by Mary DeLucco
Cancer drugs like Genentech’s Avastin fall into a category known as specialty drugs, biotech medications that treat chronic diseases, including cancer, kidney disease, rheumatoid arthritis, and multiple sclerosis. Not only are these drugs usually much more expensive than traditional medications (ranging from approximately $6,000 to $300,000 per patient, per year), but lesser-priced generic equivalents are rarely available.
Of the drugs that fall into this category, cancer drugs are the most expensive. For example, Avastin has been approved as a treatment for metastatic breast cancer at a cost of just under $100,000 a year. Genentech’s other blockbuster cancer drug, Herceptin, costs around $48,000 per year.
When you consider that most of these drugs are taken in combination with at least one other expensive drug, the costs can be staggering.
In fact, Express Scripts, a pharmacy benefit manager, predicts that spending on these drugs will reach $99 million by 2010, nearly double the $54 million spent in 2006. One in four dollars of prescription drug spending will go toward specialty drugs by 2010, according to Express Scripts.
In 2006, several pharmaceutical and biotech companies—including Merck and Genentech—announced plans to price their drugs according to their value to patients. BCA described this as “social value pricing,” because it means pricing on the basis of, among other things, what the market will bear and the companies’ interpretation of the drugs’ perceived value to patients and society.

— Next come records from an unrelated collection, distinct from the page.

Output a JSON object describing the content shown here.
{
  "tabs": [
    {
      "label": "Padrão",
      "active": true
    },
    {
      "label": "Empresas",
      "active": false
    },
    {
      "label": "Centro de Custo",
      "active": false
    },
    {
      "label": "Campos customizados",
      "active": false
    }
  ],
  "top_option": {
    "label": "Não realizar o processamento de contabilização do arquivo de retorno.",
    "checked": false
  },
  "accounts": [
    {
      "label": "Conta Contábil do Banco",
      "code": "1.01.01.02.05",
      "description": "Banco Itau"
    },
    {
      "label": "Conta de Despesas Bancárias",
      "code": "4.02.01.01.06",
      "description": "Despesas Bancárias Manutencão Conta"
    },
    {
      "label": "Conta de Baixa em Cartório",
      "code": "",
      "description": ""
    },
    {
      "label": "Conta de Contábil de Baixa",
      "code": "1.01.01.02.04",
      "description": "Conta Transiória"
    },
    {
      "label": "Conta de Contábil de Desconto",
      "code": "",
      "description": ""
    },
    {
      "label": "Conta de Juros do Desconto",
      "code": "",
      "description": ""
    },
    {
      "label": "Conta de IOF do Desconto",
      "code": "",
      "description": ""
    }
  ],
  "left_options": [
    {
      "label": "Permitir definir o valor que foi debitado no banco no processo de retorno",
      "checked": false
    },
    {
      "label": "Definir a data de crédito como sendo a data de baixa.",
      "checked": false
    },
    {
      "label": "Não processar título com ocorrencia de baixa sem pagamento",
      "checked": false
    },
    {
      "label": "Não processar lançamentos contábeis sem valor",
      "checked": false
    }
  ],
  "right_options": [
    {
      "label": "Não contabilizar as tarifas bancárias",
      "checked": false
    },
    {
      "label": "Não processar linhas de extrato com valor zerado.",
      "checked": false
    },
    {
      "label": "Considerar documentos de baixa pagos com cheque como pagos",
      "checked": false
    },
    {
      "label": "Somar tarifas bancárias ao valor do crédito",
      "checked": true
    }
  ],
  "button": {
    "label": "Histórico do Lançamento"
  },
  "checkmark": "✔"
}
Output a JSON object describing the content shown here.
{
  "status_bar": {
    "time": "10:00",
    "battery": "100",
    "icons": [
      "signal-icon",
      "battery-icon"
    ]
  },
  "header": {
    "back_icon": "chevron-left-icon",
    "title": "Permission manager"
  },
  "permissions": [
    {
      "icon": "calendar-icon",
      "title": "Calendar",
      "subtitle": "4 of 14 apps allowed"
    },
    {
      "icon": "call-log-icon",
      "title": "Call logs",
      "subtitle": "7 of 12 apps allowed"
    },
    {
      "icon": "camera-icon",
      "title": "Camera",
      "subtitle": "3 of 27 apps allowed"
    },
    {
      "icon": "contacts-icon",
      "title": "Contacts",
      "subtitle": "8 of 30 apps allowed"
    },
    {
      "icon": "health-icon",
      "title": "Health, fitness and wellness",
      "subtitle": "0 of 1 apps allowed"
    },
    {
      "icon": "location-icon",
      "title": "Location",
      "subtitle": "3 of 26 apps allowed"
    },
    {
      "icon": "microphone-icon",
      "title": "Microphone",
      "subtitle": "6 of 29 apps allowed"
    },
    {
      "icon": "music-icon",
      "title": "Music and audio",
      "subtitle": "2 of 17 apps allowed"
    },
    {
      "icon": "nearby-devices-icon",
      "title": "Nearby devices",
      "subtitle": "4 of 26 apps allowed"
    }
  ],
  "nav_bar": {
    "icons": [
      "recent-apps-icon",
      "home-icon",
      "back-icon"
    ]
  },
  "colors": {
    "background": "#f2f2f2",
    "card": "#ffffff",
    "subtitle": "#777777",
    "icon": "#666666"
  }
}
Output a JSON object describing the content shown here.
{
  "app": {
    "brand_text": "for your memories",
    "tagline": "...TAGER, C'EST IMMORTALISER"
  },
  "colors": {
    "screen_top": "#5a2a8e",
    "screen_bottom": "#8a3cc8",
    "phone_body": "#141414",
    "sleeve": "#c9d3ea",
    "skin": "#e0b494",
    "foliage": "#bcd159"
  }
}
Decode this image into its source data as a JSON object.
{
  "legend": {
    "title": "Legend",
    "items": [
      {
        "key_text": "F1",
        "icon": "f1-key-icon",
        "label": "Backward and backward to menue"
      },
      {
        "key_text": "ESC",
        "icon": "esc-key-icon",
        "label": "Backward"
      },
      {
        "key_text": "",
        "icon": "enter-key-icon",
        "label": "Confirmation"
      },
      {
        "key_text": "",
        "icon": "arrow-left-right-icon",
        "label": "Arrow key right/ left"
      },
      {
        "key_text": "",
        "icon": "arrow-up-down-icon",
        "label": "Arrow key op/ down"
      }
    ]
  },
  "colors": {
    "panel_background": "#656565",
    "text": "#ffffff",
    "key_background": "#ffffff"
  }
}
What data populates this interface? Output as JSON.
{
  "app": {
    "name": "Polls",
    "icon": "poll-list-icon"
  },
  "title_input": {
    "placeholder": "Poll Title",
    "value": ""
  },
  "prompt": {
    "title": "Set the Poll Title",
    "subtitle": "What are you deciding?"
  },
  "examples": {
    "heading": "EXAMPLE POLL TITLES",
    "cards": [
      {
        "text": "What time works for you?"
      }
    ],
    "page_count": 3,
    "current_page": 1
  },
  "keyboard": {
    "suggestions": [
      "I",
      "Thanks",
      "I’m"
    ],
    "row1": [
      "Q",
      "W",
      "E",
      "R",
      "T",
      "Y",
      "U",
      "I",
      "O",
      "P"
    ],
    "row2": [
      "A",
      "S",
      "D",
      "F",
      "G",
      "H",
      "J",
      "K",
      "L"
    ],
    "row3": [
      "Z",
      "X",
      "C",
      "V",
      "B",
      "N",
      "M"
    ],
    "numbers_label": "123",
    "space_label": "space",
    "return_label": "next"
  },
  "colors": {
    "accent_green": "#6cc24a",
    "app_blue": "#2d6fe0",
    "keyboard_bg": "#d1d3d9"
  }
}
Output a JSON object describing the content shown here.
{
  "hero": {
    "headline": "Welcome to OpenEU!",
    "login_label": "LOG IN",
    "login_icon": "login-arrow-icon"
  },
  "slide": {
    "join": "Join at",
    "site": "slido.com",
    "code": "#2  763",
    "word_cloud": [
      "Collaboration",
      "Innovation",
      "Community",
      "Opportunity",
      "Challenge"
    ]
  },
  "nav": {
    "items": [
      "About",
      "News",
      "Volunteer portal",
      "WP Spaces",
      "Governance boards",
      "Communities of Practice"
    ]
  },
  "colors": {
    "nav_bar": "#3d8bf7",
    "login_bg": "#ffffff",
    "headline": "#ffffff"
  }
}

A poll released in March, which was conducted by USA Today, Kaiser Family Foundation, and the Harvard School of Public Health, found that 79 percent of Americans say the cost of prescription drugs is unreasonable, and 70 percent believe that pharmaceutical companies are more concerned with making profits than with helping people. When you consider “social value pricing,” you realize the majority, in this case, is right.